Nociception and antinociception during the first week of life in mice: sex differences and test dependence

J Pain. 2004 Oct;5(8):420-6. doi: 10.1016/j.jpain.2004.07.002.


This study demonstrates that reliable sex differences in nociceptive and antinociceptive mechanisms are present in even very young subjects. Sex differences were observed in mice tested either on the day of birth or 1 week later on basal tail-flick latency and morphine analgesic magnitude. Female mice had longer tail-withdrawal latencies; male mice demonstrated stronger analgesic responses to morphine. In addition, basal pain behavior and analgesic responsiveness differed between day-old and week-old animals on the hot plate, with day-old mice showing enhanced pain behavior and reduced morphine antinociception compared to week-old subjects. These findings further support the competence of pain processing circuitry in even very young subjects and highlight the early development of nociceptive and antinociceptive mechanisms.
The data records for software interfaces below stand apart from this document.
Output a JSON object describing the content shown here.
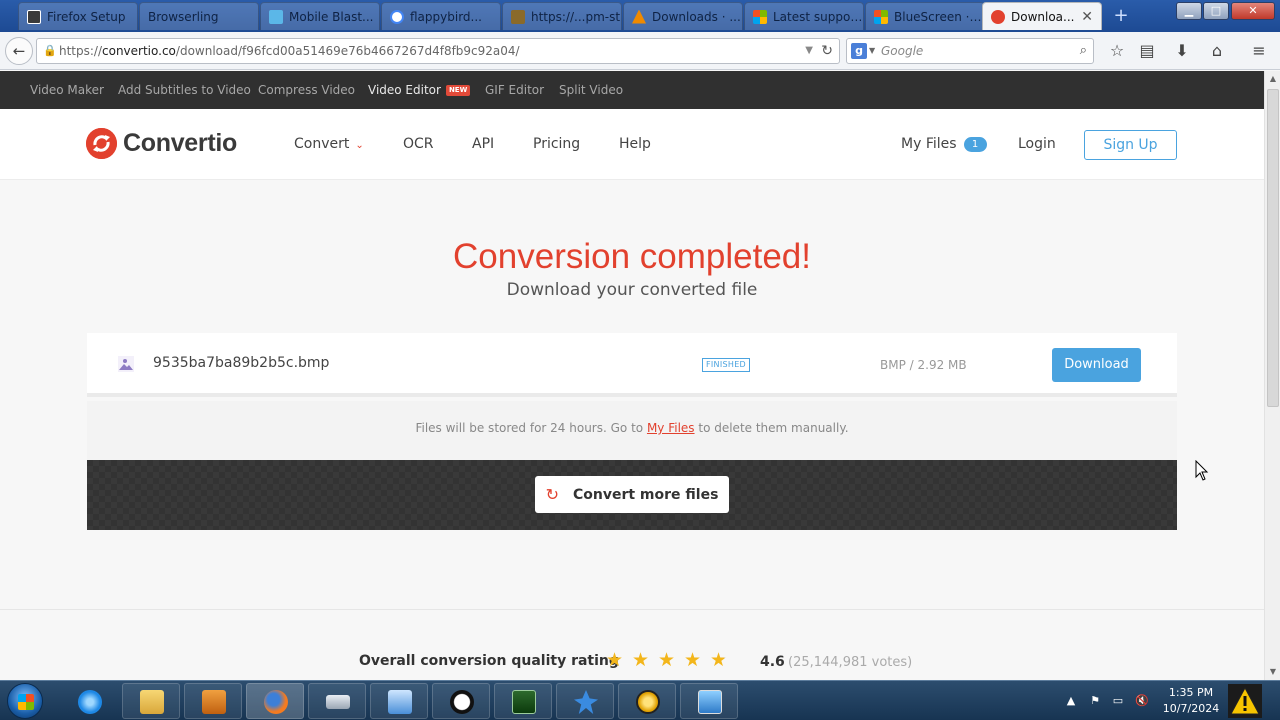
{
  "browser": {
    "tabs": [
      {
        "label": "Firefox Setup",
        "color": "#3a3a3a"
      },
      {
        "label": "Browserling",
        "color": "#7a4fb0"
      },
      {
        "label": "Mobile Blast...",
        "color": "#5bb7e8"
      },
      {
        "label": "flappybird...",
        "color": "#4285f4"
      },
      {
        "label": "https://...pm-st",
        "color": "#8a6a2a"
      },
      {
        "label": "Downloads · ...",
        "color": "#f08a00"
      },
      {
        "label": "Latest suppor...",
        "color": "#f25022"
      },
      {
        "label": "BlueScreen · ...",
        "color": "#00a4ef"
      },
      {
        "label": "Downloa...",
        "color": "#e2412e",
        "active": true
      }
    ],
    "url_host": "convertio.co",
    "url_path": "/download/f96fcd00a51469e76b4667267d4f8fb9c92a04/",
    "url_scheme": "https://",
    "search_placeholder": "Google",
    "search_engine_letter": "g"
  },
  "topbar": {
    "items": [
      "Video Maker",
      "Add Subtitles to Video",
      "Compress Video",
      "Video Editor",
      "GIF Editor",
      "Split Video"
    ],
    "new_badge": "NEW"
  },
  "header": {
    "logo_text": "Convertio",
    "nav": [
      "Convert",
      "OCR",
      "API",
      "Pricing",
      "Help"
    ],
    "my_files": "My Files",
    "my_files_count": "1",
    "login": "Login",
    "signup": "Sign Up"
  },
  "main": {
    "title": "Conversion completed!",
    "subtitle": "Download your converted file",
    "file": {
      "name": "9535ba7ba89b2b5c.bmp",
      "status": "FINISHED",
      "meta": "BMP / 2.92 MB",
      "download_label": "Download"
    },
    "storage_note_before": "Files will be stored for 24 hours. Go to ",
    "storage_note_link": "My Files",
    "storage_note_after": " to delete them manually.",
    "convert_more": "Convert more files"
  },
  "rating": {
    "label": "Overall conversion quality rating",
    "stars": 4.5,
    "value": "4.6",
    "votes": "(25,144,981 votes)"
  },
  "taskbar": {
    "clock_time": "1:35 PM",
    "clock_date": "10/7/2024",
    "apps": [
      "internet-explorer",
      "file-explorer",
      "media-player",
      "firefox",
      "drive",
      "control-panel",
      "panda",
      "task-manager",
      "network-bird",
      "globe",
      "display"
    ]
  },
  "colors": {
    "brand_red": "#e2412e",
    "accent_blue": "#4aa3df",
    "topbar_bg": "#303030"
  }
}
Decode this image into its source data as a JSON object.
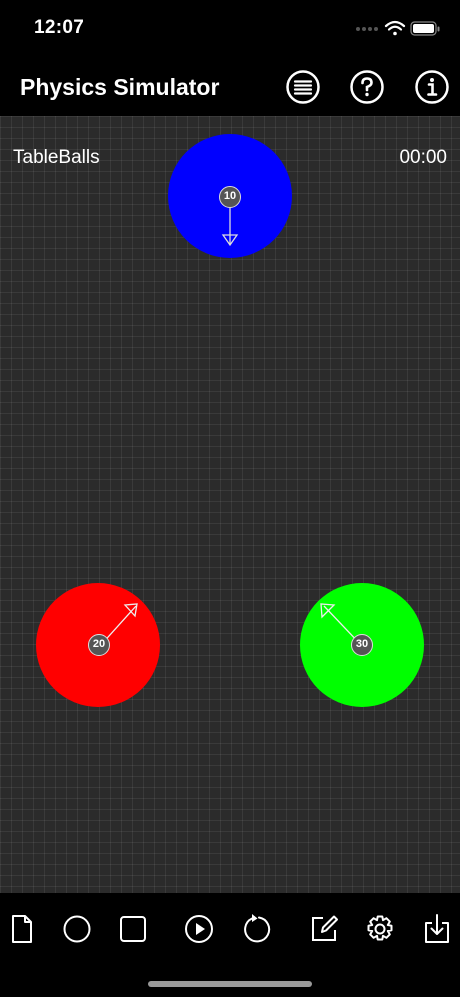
{
  "status": {
    "time": "12:07"
  },
  "header": {
    "title": "Physics Simulator"
  },
  "simulation": {
    "name": "TableBalls",
    "elapsed": "00:00"
  },
  "balls": [
    {
      "label": "10",
      "color": "#0000ff",
      "direction": "down"
    },
    {
      "label": "20",
      "color": "#ff0000",
      "direction": "up-right"
    },
    {
      "label": "30",
      "color": "#00ff00",
      "direction": "up-left"
    }
  ],
  "toolbar": {
    "icons": [
      "document-icon",
      "circle-icon",
      "square-icon",
      "play-icon",
      "reset-icon",
      "edit-icon",
      "settings-icon",
      "download-icon"
    ]
  }
}
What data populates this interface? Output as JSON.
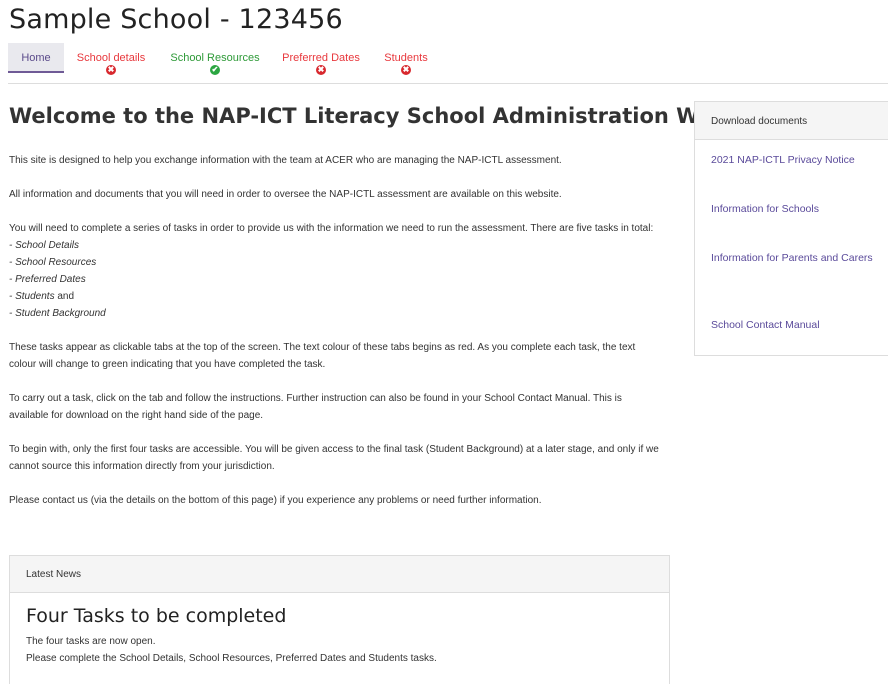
{
  "header": {
    "school_title": "Sample School - 123456"
  },
  "tabs": [
    {
      "label": "Home",
      "status": ""
    },
    {
      "label": "School details",
      "status": "✖"
    },
    {
      "label": "School Resources",
      "status": "✔"
    },
    {
      "label": "Preferred Dates",
      "status": "✖"
    },
    {
      "label": "Students",
      "status": "✖"
    }
  ],
  "main": {
    "title": "Welcome to the NAP-ICT Literacy School Administration Website",
    "paragraphs": [
      "This site is designed to help you exchange information with the team at ACER who are managing the NAP-ICTL assessment.",
      "All information and documents that you will need in order to oversee the NAP-ICTL assessment are available on this website.",
      "You will need to complete a series of tasks in order to provide us with the information we need to run the assessment. There are five tasks in total:",
      "These tasks appear as clickable tabs at the top of the screen. The text colour of these tabs begins as red. As you complete each task, the text colour will change to green indicating that you have completed the task.",
      "To carry out a task, click on the tab and follow the instructions. Further instruction can also be found in your School Contact Manual. This is available for download on the right hand side of the page.",
      "To begin with, only the first four tasks are accessible. You will be given access to the final task (Student Background) at a later stage, and only if we cannot source this information directly from your jurisdiction.",
      "Please contact us (via the details on the bottom of this page) if you experience any problems or need further information."
    ],
    "task_list": [
      "School Details",
      "School Resources",
      "Preferred Dates",
      "Students",
      "Student Background"
    ],
    "task_and": "and"
  },
  "news": {
    "header": "Latest News",
    "title": "Four Tasks to be completed",
    "lines": [
      "The four tasks are now open.",
      "Please complete the School Details, School Resources, Preferred Dates and Students tasks."
    ]
  },
  "docs": {
    "header": "Download documents",
    "links": [
      "2021 NAP-ICTL Privacy Notice",
      "Information for Schools",
      "Information for Parents and Carers",
      "School Contact Manual"
    ]
  },
  "colors": {
    "incomplete": "#e8383d",
    "complete": "#2e9a38",
    "link": "#5a4a9a",
    "active_tab_border": "#6f5a96"
  }
}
Perspective: This study highlights the competence of nociceptive circuitry and the analgesic efficacy of morphine as early as the day of birth in mice, reinforcing the importance of evaluating and treating pain in even the youngest subjects. Sex differences were present, suggesting infant sex as one of several potential factors that predict the experience of procedural or pathological pain and analgesic requirement.

Publication types

  • Comparative Study

MeSH terms

  • Analgesics / pharmacology*
  • Analgesics / therapeutic use
  • Animals
  • Animals, Newborn
  • Female
  • Male
  • Mice
  • Morphine / pharmacology
  • Pain Measurement / drug effects*
  • Pain Measurement / methods*
  • Sex Characteristics*


  • Analgesics
  • Morphine